What you have to do: Once the images are removed, set down everything else in the listing below exactly.

Records for this task:
- - - - -

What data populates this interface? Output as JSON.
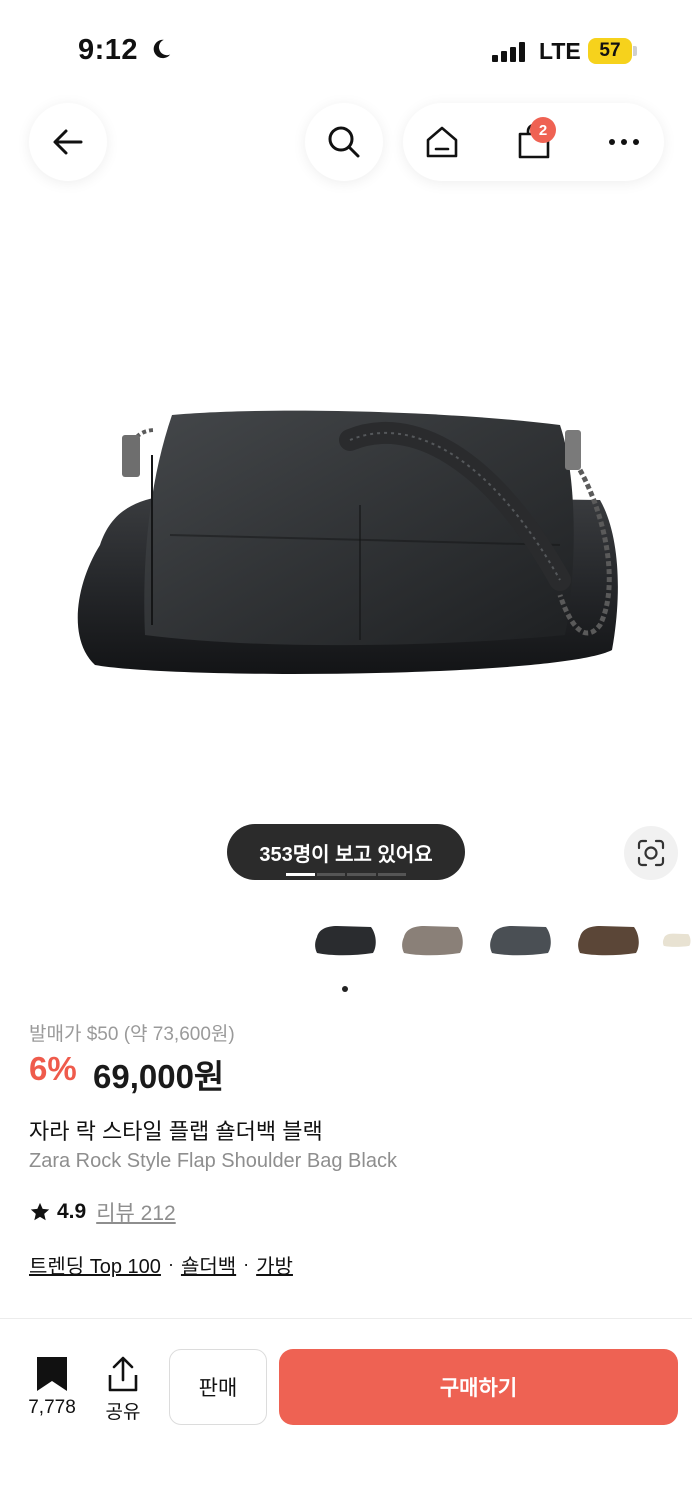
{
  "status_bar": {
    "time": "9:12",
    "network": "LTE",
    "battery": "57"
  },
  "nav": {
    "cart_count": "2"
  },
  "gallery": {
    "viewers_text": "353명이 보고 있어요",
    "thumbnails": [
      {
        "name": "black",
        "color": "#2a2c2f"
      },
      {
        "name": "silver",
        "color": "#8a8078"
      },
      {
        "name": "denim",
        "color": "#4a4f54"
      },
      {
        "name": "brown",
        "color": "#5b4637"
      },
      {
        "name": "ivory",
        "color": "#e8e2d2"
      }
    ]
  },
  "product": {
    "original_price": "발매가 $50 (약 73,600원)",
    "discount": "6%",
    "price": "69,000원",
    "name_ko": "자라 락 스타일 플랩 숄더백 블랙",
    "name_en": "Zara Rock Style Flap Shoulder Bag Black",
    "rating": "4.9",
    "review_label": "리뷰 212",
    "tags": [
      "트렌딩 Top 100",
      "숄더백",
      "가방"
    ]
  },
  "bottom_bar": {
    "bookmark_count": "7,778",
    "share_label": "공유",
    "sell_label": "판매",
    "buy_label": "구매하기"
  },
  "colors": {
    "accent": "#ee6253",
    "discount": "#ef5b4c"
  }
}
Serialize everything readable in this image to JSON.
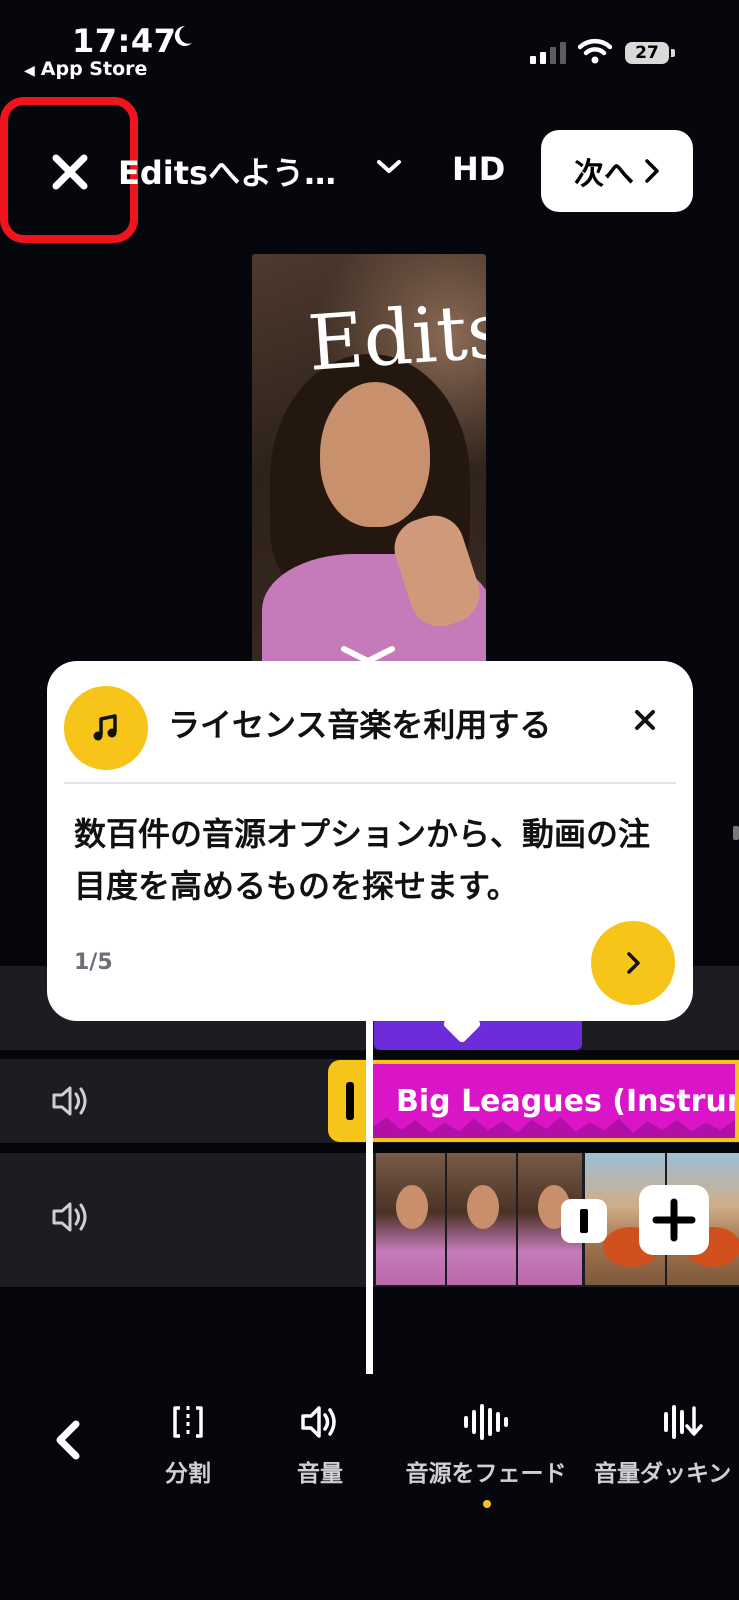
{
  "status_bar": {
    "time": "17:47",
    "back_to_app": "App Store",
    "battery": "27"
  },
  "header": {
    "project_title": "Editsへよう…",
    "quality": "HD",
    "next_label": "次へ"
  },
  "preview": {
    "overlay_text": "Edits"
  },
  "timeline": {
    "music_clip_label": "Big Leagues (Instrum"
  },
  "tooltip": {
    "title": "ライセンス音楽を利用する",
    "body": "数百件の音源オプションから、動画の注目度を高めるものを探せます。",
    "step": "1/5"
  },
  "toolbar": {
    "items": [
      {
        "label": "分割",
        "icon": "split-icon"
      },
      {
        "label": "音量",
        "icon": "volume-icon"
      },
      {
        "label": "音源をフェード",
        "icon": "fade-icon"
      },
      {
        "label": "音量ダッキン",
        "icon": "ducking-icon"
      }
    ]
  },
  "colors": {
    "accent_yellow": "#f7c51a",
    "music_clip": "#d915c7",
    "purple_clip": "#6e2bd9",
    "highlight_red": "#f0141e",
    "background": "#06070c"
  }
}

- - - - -

Exercise result:
What data populates this interface? Output as JSON.
{
  "status_bar": {
    "time": "9:12",
    "network": "LTE",
    "battery": "57"
  },
  "nav": {
    "cart_count": "2"
  },
  "gallery": {
    "viewers_text": "353명이 보고 있어요",
    "thumbnails": [
      {
        "name": "black",
        "color": "#2a2c2f"
      },
      {
        "name": "silver",
        "color": "#8a8078"
      },
      {
        "name": "denim",
        "color": "#4a4f54"
      },
      {
        "name": "brown",
        "color": "#5b4637"
      },
      {
        "name": "ivory",
        "color": "#e8e2d2"
      }
    ]
  },
  "product": {
    "original_price": "발매가 $50 (약 73,600원)",
    "discount": "6%",
    "price": "69,000원",
    "name_ko": "자라 락 스타일 플랩 숄더백 블랙",
    "name_en": "Zara Rock Style Flap Shoulder Bag Black",
    "rating": "4.9",
    "review_label": "리뷰 212",
    "tags": [
      "트렌딩 Top 100",
      "숄더백",
      "가방"
    ]
  },
  "bottom_bar": {
    "bookmark_count": "7,778",
    "share_label": "공유",
    "sell_label": "판매",
    "buy_label": "구매하기"
  },
  "colors": {
    "accent": "#ee6253",
    "discount": "#ef5b4c"
  }
}
Serialize everything readable in this image to JSON.
{
  "status_bar": {
    "time": "17:47",
    "back_to_app": "App Store",
    "battery": "27"
  },
  "header": {
    "project_title": "Editsへよう…",
    "quality": "HD",
    "next_label": "次へ"
  },
  "preview": {
    "overlay_text": "Edits"
  },
  "timeline": {
    "music_clip_label": "Big Leagues (Instrum"
  },
  "tooltip": {
    "title": "ライセンス音楽を利用する",
    "body": "数百件の音源オプションから、動画の注目度を高めるものを探せます。",
    "step": "1/5"
  },
  "toolbar": {
    "items": [
      {
        "label": "分割",
        "icon": "split-icon"
      },
      {
        "label": "音量",
        "icon": "volume-icon"
      },
      {
        "label": "音源をフェード",
        "icon": "fade-icon"
      },
      {
        "label": "音量ダッキン",
        "icon": "ducking-icon"
      }
    ]
  },
  "colors": {
    "accent_yellow": "#f7c51a",
    "music_clip": "#d915c7",
    "purple_clip": "#6e2bd9",
    "highlight_red": "#f0141e",
    "background": "#06070c"
  }
}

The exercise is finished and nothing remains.